» Problem details: Each line in these records that contains "address" counts once. Give the number only.

Records from a data collection
- Opening Delimiter -

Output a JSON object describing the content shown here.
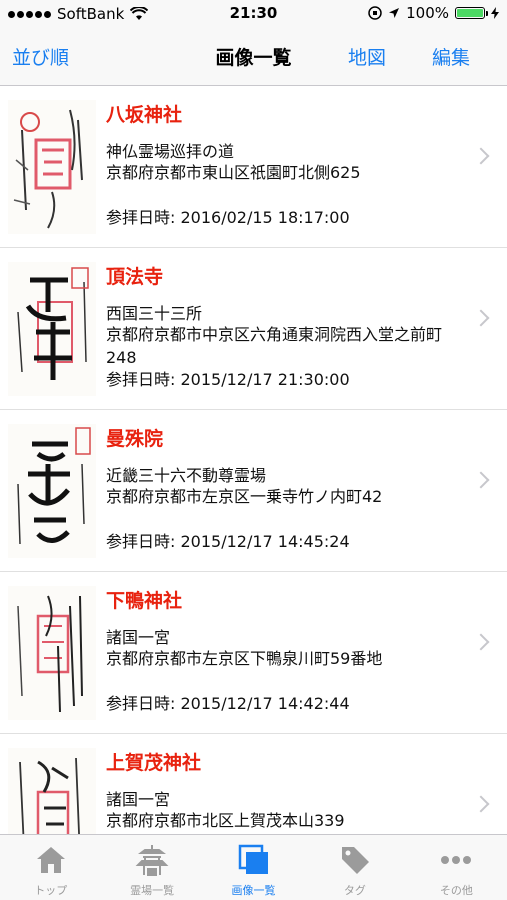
{
  "status_bar": {
    "carrier": "SoftBank",
    "time": "21:30",
    "battery": "100%"
  },
  "nav": {
    "left_button": "並び順",
    "title": "画像一覧",
    "map_button": "地図",
    "edit_button": "編集"
  },
  "items": [
    {
      "name": "八坂神社",
      "category": "神仏霊場巡拝の道",
      "address": "京都府京都市東山区祇園町北側625",
      "date": "参拝日時: 2016/02/15 18:17:00"
    },
    {
      "name": "頂法寺",
      "category": "西国三十三所",
      "address": "京都府京都市中京区六角通東洞院西入堂之前町248",
      "date": "参拝日時: 2015/12/17 21:30:00"
    },
    {
      "name": "曼殊院",
      "category": "近畿三十六不動尊霊場",
      "address": "京都府京都市左京区一乗寺竹ノ内町42",
      "date": "参拝日時: 2015/12/17 14:45:24"
    },
    {
      "name": "下鴨神社",
      "category": "諸国一宮",
      "address": "京都府京都市左京区下鴨泉川町59番地",
      "date": "参拝日時: 2015/12/17 14:42:44"
    },
    {
      "name": "上賀茂神社",
      "category": "諸国一宮",
      "address": "京都府京都市北区上賀茂本山339",
      "date": ""
    }
  ],
  "tabs": [
    {
      "label": "トップ",
      "icon": "house-icon"
    },
    {
      "label": "霊場一覧",
      "icon": "temple-icon"
    },
    {
      "label": "画像一覧",
      "icon": "images-icon",
      "active": true
    },
    {
      "label": "タグ",
      "icon": "tag-icon"
    },
    {
      "label": "その他",
      "icon": "more-icon"
    }
  ],
  "colors": {
    "accent": "#1a7ff0",
    "title_red": "#e8220f"
  }
}
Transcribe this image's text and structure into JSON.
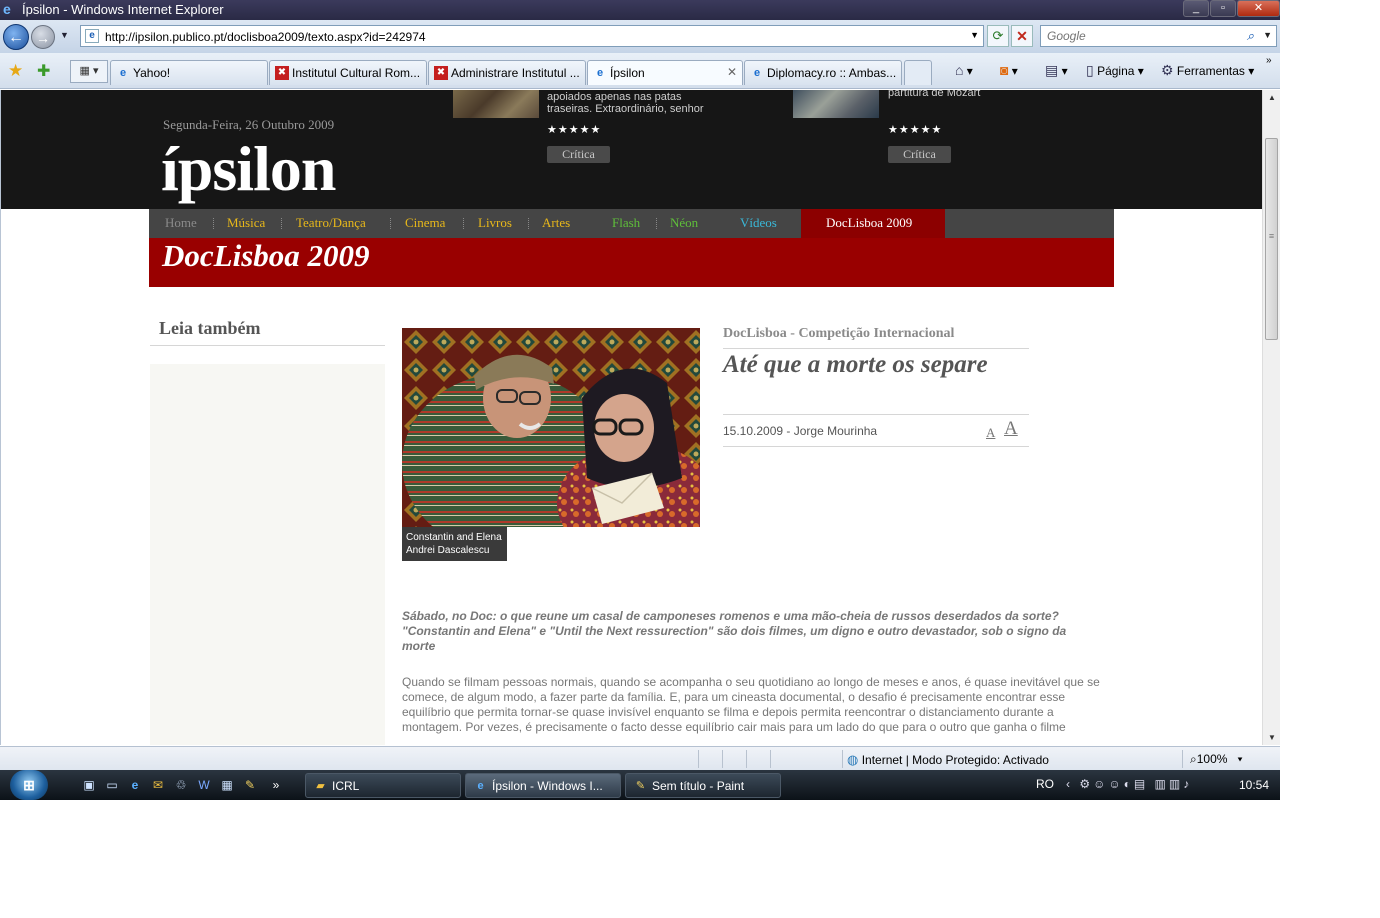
{
  "window": {
    "title": "Ípsilon - Windows Internet Explorer",
    "controls": [
      "_",
      "▫",
      "✕"
    ]
  },
  "navbar": {
    "url": "http://ipsilon.publico.pt/doclisboa2009/texto.aspx?id=242974",
    "search_placeholder": "Google"
  },
  "tabs": [
    {
      "label": "Yahoo!",
      "icon": "ie-page-icon"
    },
    {
      "label": "Institutul Cultural Rom...",
      "icon": "icr-logo-icon"
    },
    {
      "label": "Administrare Institutul ...",
      "icon": "icr-logo-icon"
    },
    {
      "label": "Ípsilon",
      "icon": "ie-page-icon",
      "active": true
    },
    {
      "label": "Diplomacy.ro :: Ambas...",
      "icon": "ie-page-icon"
    }
  ],
  "command_bar": {
    "page_label": "Página",
    "tools_label": "Ferramentas"
  },
  "site": {
    "date": "Segunda-Feira, 26 Outubro 2009",
    "logo": "ípsilon",
    "promos": [
      {
        "text": "apoiados apenas nas patas traseiras. Extraordinário, senhor",
        "stars": "★★★★★",
        "button": "Crítica"
      },
      {
        "text": "partitura de Mozart",
        "stars": "★★★★★",
        "button": "Crítica"
      }
    ],
    "menu": {
      "home": "Home",
      "items": [
        "Música",
        "Teatro/Dança",
        "Cinema",
        "Livros",
        "Artes"
      ],
      "flash": "Flash",
      "neon": "Néon",
      "videos": "Vídeos",
      "active": "DocLisboa 2009"
    },
    "section_title": "DocLisboa 2009"
  },
  "colors": {
    "masthead": "#161616",
    "menubar": "#454545",
    "banner": "#990000",
    "menu_active": "#8c0000",
    "menu_yellow": "#e8b81a",
    "menu_green": "#5fbf3a",
    "menu_cyan": "#3ab8d8"
  },
  "sidebar": {
    "heading": "Leia também"
  },
  "article": {
    "photo_caption_line1": "Constantin and Elena",
    "photo_caption_line2": "Andrei Dascalescu",
    "kicker": "DocLisboa - Competição Internacional",
    "headline": "Até que a morte os separe",
    "byline": "15.10.2009 - Jorge Mourinha",
    "font_small": "A",
    "font_large": "A",
    "lead": "Sábado, no Doc: o que reune um casal de camponeses romenos e uma mão-cheia de russos deserdados da sorte? \"Constantin and Elena\" e \"Until the Next ressurection\" são dois filmes, um digno e outro devastador, sob o signo da morte",
    "body": "Quando se filmam pessoas normais, quando se acompanha o seu quotidiano ao longo de meses e anos, é quase inevitável que se comece, de algum modo, a fazer parte da família. E, para um cineasta documental, o desafio é precisamente encontrar esse equilíbrio que permita tornar-se quase invisível enquanto se filma e depois permita reencontrar o distanciamento durante a montagem. Por vezes, é precisamente o facto desse equilíbrio cair mais para um lado do que para o outro que ganha o filme"
  },
  "statusbar": {
    "zone": "Internet | Modo Protegido: Activado",
    "zoom": "100%"
  },
  "taskbar": {
    "buttons": [
      {
        "label": "ICRL",
        "icon": "folder-icon"
      },
      {
        "label": "Ípsilon - Windows I...",
        "icon": "ie-icon",
        "active": true
      },
      {
        "label": "Sem título - Paint",
        "icon": "paint-icon"
      }
    ],
    "language": "RO",
    "time": "10:54"
  }
}
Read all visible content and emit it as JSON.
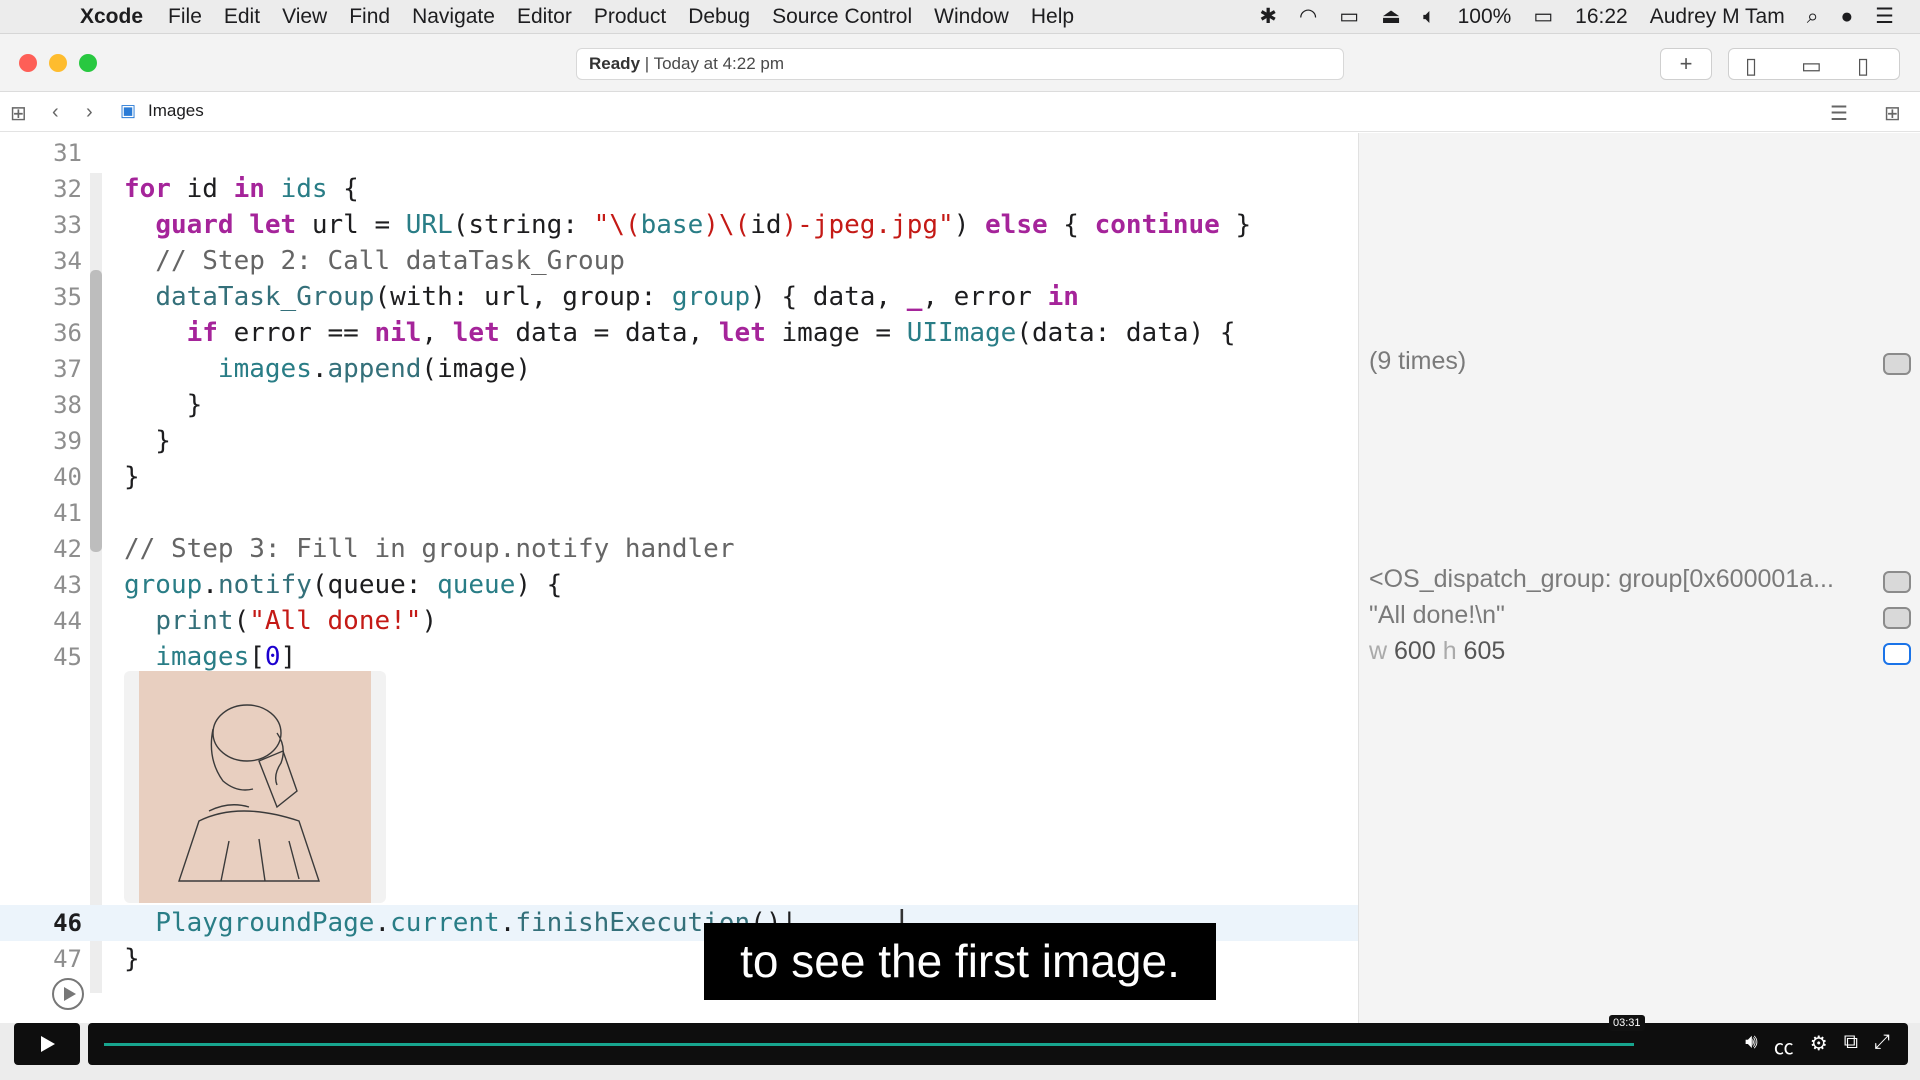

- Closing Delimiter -

» Answer box: 5